_Problem to solve:_ What lines of the data below hold the string "printer"? Copy each one.

_Source information:_
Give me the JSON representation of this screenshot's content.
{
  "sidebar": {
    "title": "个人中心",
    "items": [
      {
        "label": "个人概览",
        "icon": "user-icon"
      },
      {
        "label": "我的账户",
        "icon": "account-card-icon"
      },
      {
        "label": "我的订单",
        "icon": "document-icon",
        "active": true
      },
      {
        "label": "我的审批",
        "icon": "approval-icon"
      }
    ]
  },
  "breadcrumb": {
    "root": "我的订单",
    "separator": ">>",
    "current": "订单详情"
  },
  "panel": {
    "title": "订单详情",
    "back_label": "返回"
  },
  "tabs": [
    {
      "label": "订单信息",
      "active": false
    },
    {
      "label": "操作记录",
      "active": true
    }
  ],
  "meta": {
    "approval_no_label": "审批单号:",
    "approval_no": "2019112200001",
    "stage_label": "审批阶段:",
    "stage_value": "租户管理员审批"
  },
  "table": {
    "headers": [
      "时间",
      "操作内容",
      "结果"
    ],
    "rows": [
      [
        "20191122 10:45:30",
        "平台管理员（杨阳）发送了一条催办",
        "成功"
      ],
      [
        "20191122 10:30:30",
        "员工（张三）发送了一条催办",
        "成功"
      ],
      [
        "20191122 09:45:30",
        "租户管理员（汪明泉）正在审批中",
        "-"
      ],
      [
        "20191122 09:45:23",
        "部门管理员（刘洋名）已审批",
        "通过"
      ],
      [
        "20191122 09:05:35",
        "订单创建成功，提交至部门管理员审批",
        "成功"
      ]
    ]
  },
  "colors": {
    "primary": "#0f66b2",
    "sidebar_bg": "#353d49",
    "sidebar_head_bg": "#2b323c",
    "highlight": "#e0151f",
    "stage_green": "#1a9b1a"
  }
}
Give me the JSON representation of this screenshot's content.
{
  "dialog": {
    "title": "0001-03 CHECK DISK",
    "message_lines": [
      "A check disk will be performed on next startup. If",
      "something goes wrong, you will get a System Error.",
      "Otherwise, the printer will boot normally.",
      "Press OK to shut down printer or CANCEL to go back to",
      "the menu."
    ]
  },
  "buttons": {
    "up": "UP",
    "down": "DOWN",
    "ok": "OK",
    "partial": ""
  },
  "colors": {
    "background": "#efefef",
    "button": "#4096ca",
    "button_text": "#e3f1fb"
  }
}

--

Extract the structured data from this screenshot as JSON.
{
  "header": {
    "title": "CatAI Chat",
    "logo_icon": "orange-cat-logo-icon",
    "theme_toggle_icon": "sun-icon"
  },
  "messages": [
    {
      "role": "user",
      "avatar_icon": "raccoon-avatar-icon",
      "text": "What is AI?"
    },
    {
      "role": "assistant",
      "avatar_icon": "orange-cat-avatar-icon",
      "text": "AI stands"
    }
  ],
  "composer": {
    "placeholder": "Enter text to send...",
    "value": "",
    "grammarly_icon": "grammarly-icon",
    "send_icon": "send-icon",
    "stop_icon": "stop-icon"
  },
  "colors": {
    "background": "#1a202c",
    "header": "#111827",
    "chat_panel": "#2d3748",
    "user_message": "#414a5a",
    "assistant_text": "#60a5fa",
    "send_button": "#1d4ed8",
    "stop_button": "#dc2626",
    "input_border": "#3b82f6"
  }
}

_Written response:_
      "Otherwise, the printer will boot normally.",
      "Press OK to shut down printer or CANCEL to go back to",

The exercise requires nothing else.